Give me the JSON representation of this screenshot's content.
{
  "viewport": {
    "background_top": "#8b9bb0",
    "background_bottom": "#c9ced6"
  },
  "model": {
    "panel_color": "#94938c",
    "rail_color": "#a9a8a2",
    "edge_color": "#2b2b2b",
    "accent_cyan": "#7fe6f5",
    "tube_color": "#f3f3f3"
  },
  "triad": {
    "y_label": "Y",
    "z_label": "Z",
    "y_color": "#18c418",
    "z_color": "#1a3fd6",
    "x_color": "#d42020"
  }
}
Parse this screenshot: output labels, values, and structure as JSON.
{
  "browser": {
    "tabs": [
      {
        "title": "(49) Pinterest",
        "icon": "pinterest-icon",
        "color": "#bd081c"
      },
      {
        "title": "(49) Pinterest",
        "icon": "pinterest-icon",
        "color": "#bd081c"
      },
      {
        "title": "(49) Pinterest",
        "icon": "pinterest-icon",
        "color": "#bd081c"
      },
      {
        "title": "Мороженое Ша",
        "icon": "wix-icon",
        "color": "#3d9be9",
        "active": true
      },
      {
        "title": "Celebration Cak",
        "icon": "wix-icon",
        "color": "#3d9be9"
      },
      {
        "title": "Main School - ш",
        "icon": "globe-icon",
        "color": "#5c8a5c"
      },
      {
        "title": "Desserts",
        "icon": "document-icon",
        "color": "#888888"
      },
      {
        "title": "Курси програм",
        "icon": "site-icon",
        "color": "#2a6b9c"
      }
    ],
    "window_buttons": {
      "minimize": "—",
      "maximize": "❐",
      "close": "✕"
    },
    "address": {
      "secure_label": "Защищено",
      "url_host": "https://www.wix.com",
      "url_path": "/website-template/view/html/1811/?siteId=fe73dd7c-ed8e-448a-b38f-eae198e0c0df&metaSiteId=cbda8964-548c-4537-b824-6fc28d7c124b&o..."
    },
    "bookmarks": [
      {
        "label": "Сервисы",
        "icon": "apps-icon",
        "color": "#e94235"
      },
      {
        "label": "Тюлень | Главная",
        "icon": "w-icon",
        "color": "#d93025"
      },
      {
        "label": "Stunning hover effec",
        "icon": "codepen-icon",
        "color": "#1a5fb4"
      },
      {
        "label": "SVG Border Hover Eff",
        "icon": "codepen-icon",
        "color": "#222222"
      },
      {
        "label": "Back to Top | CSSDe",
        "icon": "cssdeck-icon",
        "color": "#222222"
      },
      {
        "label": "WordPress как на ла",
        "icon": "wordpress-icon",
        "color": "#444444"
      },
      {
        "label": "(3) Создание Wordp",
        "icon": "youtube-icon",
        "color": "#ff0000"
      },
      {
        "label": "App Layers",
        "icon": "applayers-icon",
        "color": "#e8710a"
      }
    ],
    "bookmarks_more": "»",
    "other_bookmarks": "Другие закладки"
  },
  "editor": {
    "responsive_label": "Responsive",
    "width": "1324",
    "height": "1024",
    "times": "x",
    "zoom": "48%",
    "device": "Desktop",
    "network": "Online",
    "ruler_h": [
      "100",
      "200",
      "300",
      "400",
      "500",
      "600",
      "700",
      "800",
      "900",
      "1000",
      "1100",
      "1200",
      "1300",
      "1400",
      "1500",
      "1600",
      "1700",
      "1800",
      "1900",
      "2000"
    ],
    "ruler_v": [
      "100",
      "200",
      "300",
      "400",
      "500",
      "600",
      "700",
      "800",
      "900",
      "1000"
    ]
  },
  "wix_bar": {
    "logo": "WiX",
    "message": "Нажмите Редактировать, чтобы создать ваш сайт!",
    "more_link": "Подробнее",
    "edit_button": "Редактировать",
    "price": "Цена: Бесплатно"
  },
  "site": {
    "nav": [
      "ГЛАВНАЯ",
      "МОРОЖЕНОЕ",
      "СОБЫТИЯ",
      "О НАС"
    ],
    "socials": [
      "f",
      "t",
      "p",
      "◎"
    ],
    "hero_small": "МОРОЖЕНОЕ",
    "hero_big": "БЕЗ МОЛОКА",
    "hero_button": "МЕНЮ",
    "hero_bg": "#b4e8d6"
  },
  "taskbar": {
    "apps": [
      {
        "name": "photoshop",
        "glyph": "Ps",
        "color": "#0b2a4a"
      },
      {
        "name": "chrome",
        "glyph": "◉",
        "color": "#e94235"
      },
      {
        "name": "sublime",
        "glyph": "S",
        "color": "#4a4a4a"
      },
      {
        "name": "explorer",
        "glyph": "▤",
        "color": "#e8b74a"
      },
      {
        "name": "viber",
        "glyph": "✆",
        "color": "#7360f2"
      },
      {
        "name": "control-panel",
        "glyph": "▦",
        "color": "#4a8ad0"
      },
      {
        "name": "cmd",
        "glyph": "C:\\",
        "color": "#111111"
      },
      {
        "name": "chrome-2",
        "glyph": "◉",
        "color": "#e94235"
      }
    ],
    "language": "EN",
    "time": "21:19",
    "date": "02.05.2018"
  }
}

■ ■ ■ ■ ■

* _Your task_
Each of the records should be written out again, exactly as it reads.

* _Your solution_
Give me the JSON representation of this screenshot's content.
{
  "viewport": {
    "background_top": "#8b9bb0",
    "background_bottom": "#c9ced6"
  },
  "model": {
    "panel_color": "#94938c",
    "rail_color": "#a9a8a2",
    "edge_color": "#2b2b2b",
    "accent_cyan": "#7fe6f5",
    "tube_color": "#f3f3f3"
  },
  "triad": {
    "y_label": "Y",
    "z_label": "Z",
    "y_color": "#18c418",
    "z_color": "#1a3fd6",
    "x_color": "#d42020"
  }
}
Parse this screenshot: output labels, values, and structure as JSON.
{
  "browser": {
    "tabs": [
      {
        "title": "(49) Pinterest",
        "icon": "pinterest-icon",
        "color": "#bd081c"
      },
      {
        "title": "(49) Pinterest",
        "icon": "pinterest-icon",
        "color": "#bd081c"
      },
      {
        "title": "(49) Pinterest",
        "icon": "pinterest-icon",
        "color": "#bd081c"
      },
      {
        "title": "Мороженое Ша",
        "icon": "wix-icon",
        "color": "#3d9be9",
        "active": true
      },
      {
        "title": "Celebration Cak",
        "icon": "wix-icon",
        "color": "#3d9be9"
      },
      {
        "title": "Main School - ш",
        "icon": "globe-icon",
        "color": "#5c8a5c"
      },
      {
        "title": "Desserts",
        "icon": "document-icon",
        "color": "#888888"
      },
      {
        "title": "Курси програм",
        "icon": "site-icon",
        "color": "#2a6b9c"
      }
    ],
    "window_buttons": {
      "minimize": "—",
      "maximize": "❐",
      "close": "✕"
    },
    "address": {
      "secure_label": "Защищено",
      "url_host": "https://www.wix.com",
      "url_path": "/website-template/view/html/1811/?siteId=fe73dd7c-ed8e-448a-b38f-eae198e0c0df&metaSiteId=cbda8964-548c-4537-b824-6fc28d7c124b&o..."
    },
    "bookmarks": [
      {
        "label": "Сервисы",
        "icon": "apps-icon",
        "color": "#e94235"
      },
      {
        "label": "Тюлень | Главная",
        "icon": "w-icon",
        "color": "#d93025"
      },
      {
        "label": "Stunning hover effec",
        "icon": "codepen-icon",
        "color": "#1a5fb4"
      },
      {
        "label": "SVG Border Hover Eff",
        "icon": "codepen-icon",
        "color": "#222222"
      },
      {
        "label": "Back to Top | CSSDe",
        "icon": "cssdeck-icon",
        "color": "#222222"
      },
      {
        "label": "WordPress как на ла",
        "icon": "wordpress-icon",
        "color": "#444444"
      },
      {
        "label": "(3) Создание Wordp",
        "icon": "youtube-icon",
        "color": "#ff0000"
      },
      {
        "label": "App Layers",
        "icon": "applayers-icon",
        "color": "#e8710a"
      }
    ],
    "bookmarks_more": "»",
    "other_bookmarks": "Другие закладки"
  },
  "editor": {
    "responsive_label": "Responsive",
    "width": "1324",
    "height": "1024",
    "times": "x",
    "zoom": "48%",
    "device": "Desktop",
    "network": "Online",
    "ruler_h": [
      "100",
      "200",
      "300",
      "400",
      "500",
      "600",
      "700",
      "800",
      "900",
      "1000",
      "1100",
      "1200",
      "1300",
      "1400",
      "1500",
      "1600",
      "1700",
      "1800",
      "1900",
      "2000"
    ],
    "ruler_v": [
      "100",
      "200",
      "300",
      "400",
      "500",
      "600",
      "700",
      "800",
      "900",
      "1000"
    ]
  },
  "wix_bar": {
    "logo": "WiX",
    "message": "Нажмите Редактировать, чтобы создать ваш сайт!",
    "more_link": "Подробнее",
    "edit_button": "Редактировать",
    "price": "Цена: Бесплатно"
  },
  "site": {
    "nav": [
      "ГЛАВНАЯ",
      "МОРОЖЕНОЕ",
      "СОБЫТИЯ",
      "О НАС"
    ],
    "socials": [
      "f",
      "t",
      "p",
      "◎"
    ],
    "hero_small": "МОРОЖЕНОЕ",
    "hero_big": "БЕЗ МОЛОКА",
    "hero_button": "МЕНЮ",
    "hero_bg": "#b4e8d6"
  },
  "taskbar": {
    "apps": [
      {
        "name": "photoshop",
        "glyph": "Ps",
        "color": "#0b2a4a"
      },
      {
        "name": "chrome",
        "glyph": "◉",
        "color": "#e94235"
      },
      {
        "name": "sublime",
        "glyph": "S",
        "color": "#4a4a4a"
      },
      {
        "name": "explorer",
        "glyph": "▤",
        "color": "#e8b74a"
      },
      {
        "name": "viber",
        "glyph": "✆",
        "color": "#7360f2"
      },
      {
        "name": "control-panel",
        "glyph": "▦",
        "color": "#4a8ad0"
      },
      {
        "name": "cmd",
        "glyph": "C:\\",
        "color": "#111111"
      },
      {
        "name": "chrome-2",
        "glyph": "◉",
        "color": "#e94235"
      }
    ],
    "language": "EN",
    "time": "21:19",
    "date": "02.05.2018"
  }
}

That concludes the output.